Set down the records exactly as they stand, except for any pictures, which you should omit.
======== Data in this exercise ========
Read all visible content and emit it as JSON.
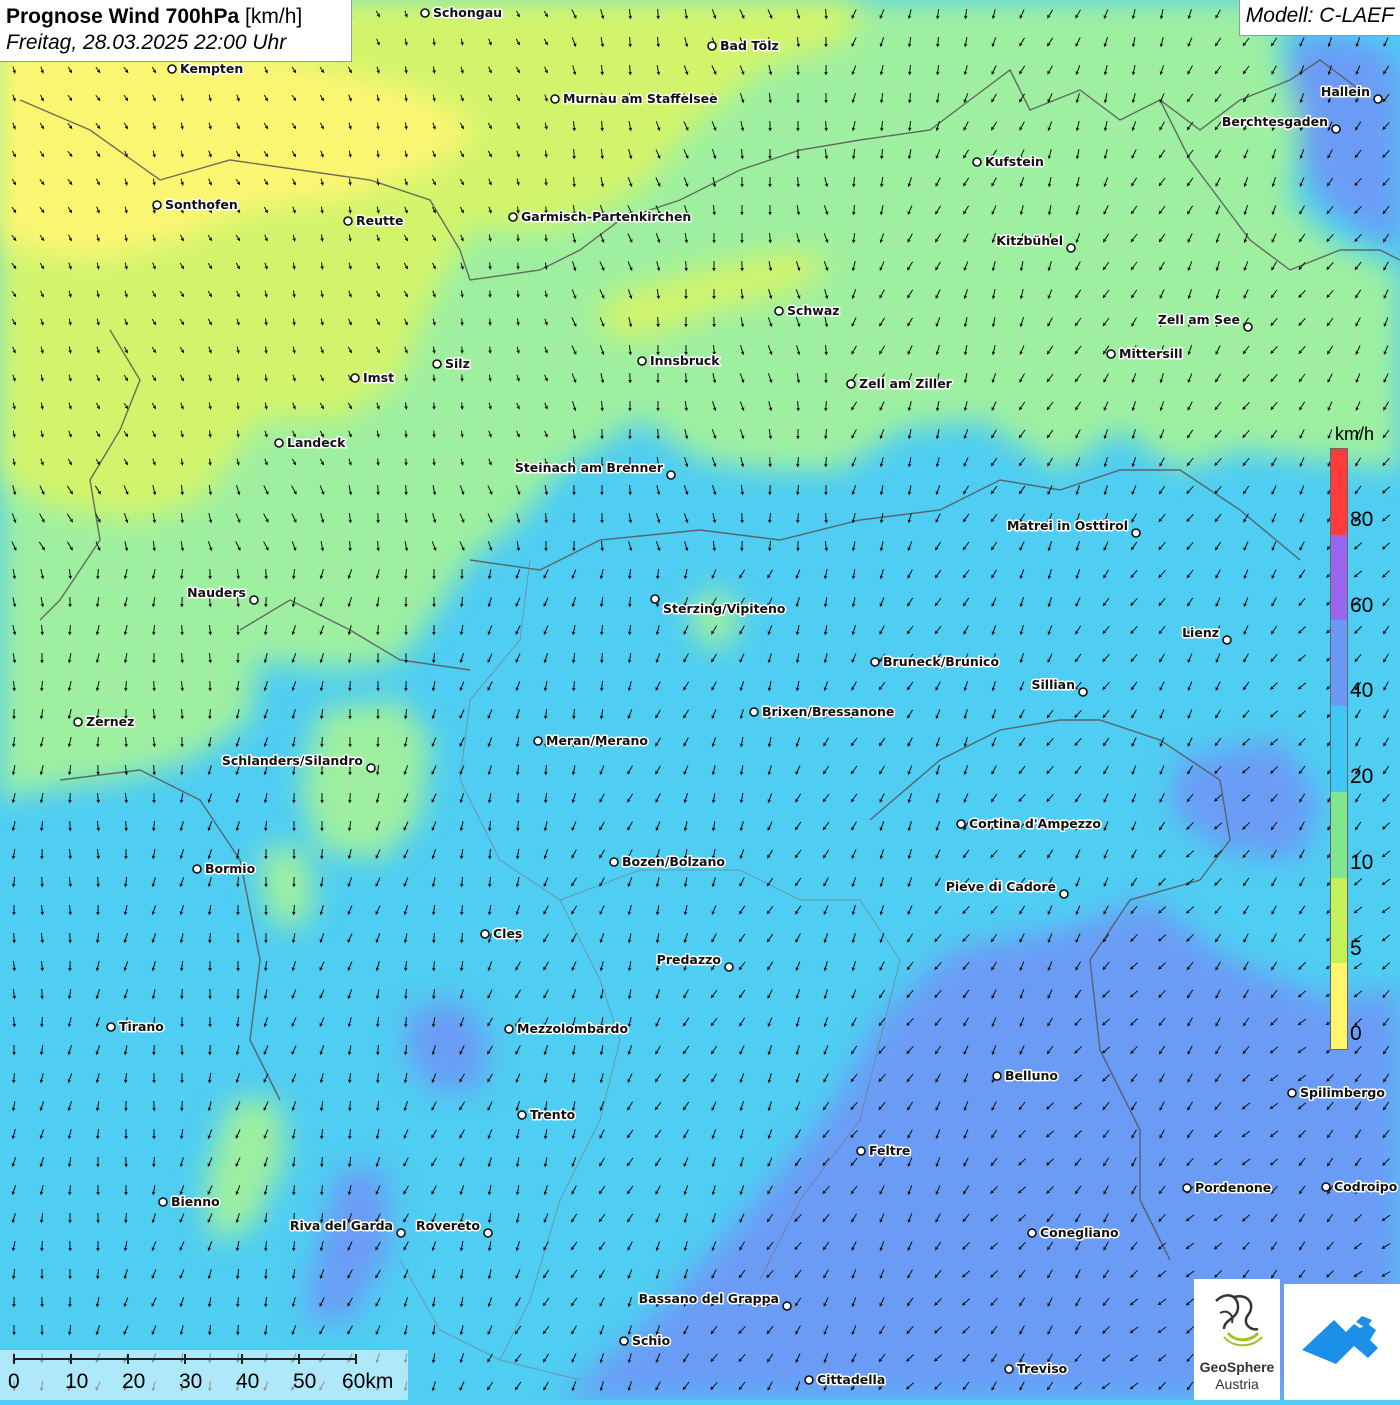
{
  "title": {
    "main": "Prognose Wind 700hPa",
    "unit": "[km/h]",
    "datetime": "Freitag, 28.03.2025 22:00 Uhr"
  },
  "model": "Modell: C-LAEF",
  "legend": {
    "unit": "km/h",
    "labels": [
      "80",
      "60",
      "40",
      "20",
      "10",
      "5",
      "0"
    ],
    "colors": [
      "#ff3b3b",
      "#9966f0",
      "#6a9af6",
      "#3fc8f5",
      "#7fe88f",
      "#c4f05a",
      "#fff56a"
    ]
  },
  "scale_bar": {
    "labels": [
      "0",
      "10",
      "20",
      "30",
      "40",
      "50",
      "60km"
    ]
  },
  "cities": [
    {
      "name": "Schongau",
      "side": "right"
    },
    {
      "name": "Bad Tölz",
      "side": "right"
    },
    {
      "name": "Kempten",
      "side": "right"
    },
    {
      "name": "Murnau am Staffelsee",
      "side": "right"
    },
    {
      "name": "Hallein",
      "side": "left"
    },
    {
      "name": "Berchtesgaden",
      "side": "left"
    },
    {
      "name": "Kufstein",
      "side": "right"
    },
    {
      "name": "Sonthofen",
      "side": "right"
    },
    {
      "name": "Reutte",
      "side": "right"
    },
    {
      "name": "Garmisch-Partenkirchen",
      "side": "right"
    },
    {
      "name": "Kitzbühel",
      "side": "left"
    },
    {
      "name": "Schwaz",
      "side": "right"
    },
    {
      "name": "Zell am See",
      "side": "left"
    },
    {
      "name": "Mittersill",
      "side": "right"
    },
    {
      "name": "Innsbruck",
      "side": "right"
    },
    {
      "name": "Silz",
      "side": "right"
    },
    {
      "name": "Imst",
      "side": "right"
    },
    {
      "name": "Zell am Ziller",
      "side": "right"
    },
    {
      "name": "Landeck",
      "side": "right"
    },
    {
      "name": "Steinach am Brenner",
      "side": "left"
    },
    {
      "name": "Matrei in Osttirol",
      "side": "left"
    },
    {
      "name": "Nauders",
      "side": "left"
    },
    {
      "name": "Sterzing/Vipiteno",
      "side": "below"
    },
    {
      "name": "Lienz",
      "side": "left"
    },
    {
      "name": "Bruneck/Brunico",
      "side": "right"
    },
    {
      "name": "Sillian",
      "side": "left"
    },
    {
      "name": "Brixen/Bressanone",
      "side": "right"
    },
    {
      "name": "Zernez",
      "side": "right"
    },
    {
      "name": "Meran/Merano",
      "side": "right"
    },
    {
      "name": "Schlanders/Silandro",
      "side": "left"
    },
    {
      "name": "Cortina d'Ampezzo",
      "side": "right"
    },
    {
      "name": "Bozen/Bolzano",
      "side": "right"
    },
    {
      "name": "Bormio",
      "side": "right"
    },
    {
      "name": "Pieve di Cadore",
      "side": "left"
    },
    {
      "name": "Cles",
      "side": "right"
    },
    {
      "name": "Predazzo",
      "side": "left"
    },
    {
      "name": "Tirano",
      "side": "right"
    },
    {
      "name": "Mezzolombardo",
      "side": "right"
    },
    {
      "name": "Belluno",
      "side": "right"
    },
    {
      "name": "Spilimbergo",
      "side": "right"
    },
    {
      "name": "Trento",
      "side": "right"
    },
    {
      "name": "Feltre",
      "side": "right"
    },
    {
      "name": "Pordenone",
      "side": "right"
    },
    {
      "name": "Codroipo",
      "side": "right"
    },
    {
      "name": "Bienno",
      "side": "right"
    },
    {
      "name": "Riva del Garda",
      "side": "left"
    },
    {
      "name": "Rovereto",
      "side": "left"
    },
    {
      "name": "Conegliano",
      "side": "right"
    },
    {
      "name": "Bassano del Grappa",
      "side": "left"
    },
    {
      "name": "Schio",
      "side": "right"
    },
    {
      "name": "Treviso",
      "side": "right"
    },
    {
      "name": "Cittadella",
      "side": "right"
    }
  ],
  "logo": {
    "name_line1": "GeoSphere",
    "name_line2": "Austria"
  }
}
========
# Result for this exercise
Read all visible content and emit it as JSON.
{
  "title": {
    "main": "Prognose Wind 700hPa",
    "unit": "[km/h]",
    "datetime": "Freitag, 28.03.2025 22:00 Uhr"
  },
  "model": "Modell: C-LAEF",
  "legend": {
    "unit": "km/h",
    "labels": [
      "80",
      "60",
      "40",
      "20",
      "10",
      "5",
      "0"
    ],
    "colors": [
      "#ff3b3b",
      "#9966f0",
      "#6a9af6",
      "#3fc8f5",
      "#7fe88f",
      "#c4f05a",
      "#fff56a"
    ]
  },
  "scale_bar": {
    "labels": [
      "0",
      "10",
      "20",
      "30",
      "40",
      "50",
      "60km"
    ]
  },
  "cities": [
    {
      "name": "Schongau",
      "side": "right"
    },
    {
      "name": "Bad Tölz",
      "side": "right"
    },
    {
      "name": "Kempten",
      "side": "right"
    },
    {
      "name": "Murnau am Staffelsee",
      "side": "right"
    },
    {
      "name": "Hallein",
      "side": "left"
    },
    {
      "name": "Berchtesgaden",
      "side": "left"
    },
    {
      "name": "Kufstein",
      "side": "right"
    },
    {
      "name": "Sonthofen",
      "side": "right"
    },
    {
      "name": "Reutte",
      "side": "right"
    },
    {
      "name": "Garmisch-Partenkirchen",
      "side": "right"
    },
    {
      "name": "Kitzbühel",
      "side": "left"
    },
    {
      "name": "Schwaz",
      "side": "right"
    },
    {
      "name": "Zell am See",
      "side": "left"
    },
    {
      "name": "Mittersill",
      "side": "right"
    },
    {
      "name": "Innsbruck",
      "side": "right"
    },
    {
      "name": "Silz",
      "side": "right"
    },
    {
      "name": "Imst",
      "side": "right"
    },
    {
      "name": "Zell am Ziller",
      "side": "right"
    },
    {
      "name": "Landeck",
      "side": "right"
    },
    {
      "name": "Steinach am Brenner",
      "side": "left"
    },
    {
      "name": "Matrei in Osttirol",
      "side": "left"
    },
    {
      "name": "Nauders",
      "side": "left"
    },
    {
      "name": "Sterzing/Vipiteno",
      "side": "below"
    },
    {
      "name": "Lienz",
      "side": "left"
    },
    {
      "name": "Bruneck/Brunico",
      "side": "right"
    },
    {
      "name": "Sillian",
      "side": "left"
    },
    {
      "name": "Brixen/Bressanone",
      "side": "right"
    },
    {
      "name": "Zernez",
      "side": "right"
    },
    {
      "name": "Meran/Merano",
      "side": "right"
    },
    {
      "name": "Schlanders/Silandro",
      "side": "left"
    },
    {
      "name": "Cortina d'Ampezzo",
      "side": "right"
    },
    {
      "name": "Bozen/Bolzano",
      "side": "right"
    },
    {
      "name": "Bormio",
      "side": "right"
    },
    {
      "name": "Pieve di Cadore",
      "side": "left"
    },
    {
      "name": "Cles",
      "side": "right"
    },
    {
      "name": "Predazzo",
      "side": "left"
    },
    {
      "name": "Tirano",
      "side": "right"
    },
    {
      "name": "Mezzolombardo",
      "side": "right"
    },
    {
      "name": "Belluno",
      "side": "right"
    },
    {
      "name": "Spilimbergo",
      "side": "right"
    },
    {
      "name": "Trento",
      "side": "right"
    },
    {
      "name": "Feltre",
      "side": "right"
    },
    {
      "name": "Pordenone",
      "side": "right"
    },
    {
      "name": "Codroipo",
      "side": "right"
    },
    {
      "name": "Bienno",
      "side": "right"
    },
    {
      "name": "Riva del Garda",
      "side": "left"
    },
    {
      "name": "Rovereto",
      "side": "left"
    },
    {
      "name": "Conegliano",
      "side": "right"
    },
    {
      "name": "Bassano del Grappa",
      "side": "left"
    },
    {
      "name": "Schio",
      "side": "right"
    },
    {
      "name": "Treviso",
      "side": "right"
    },
    {
      "name": "Cittadella",
      "side": "right"
    }
  ],
  "logo": {
    "name_line1": "GeoSphere",
    "name_line2": "Austria"
  }
}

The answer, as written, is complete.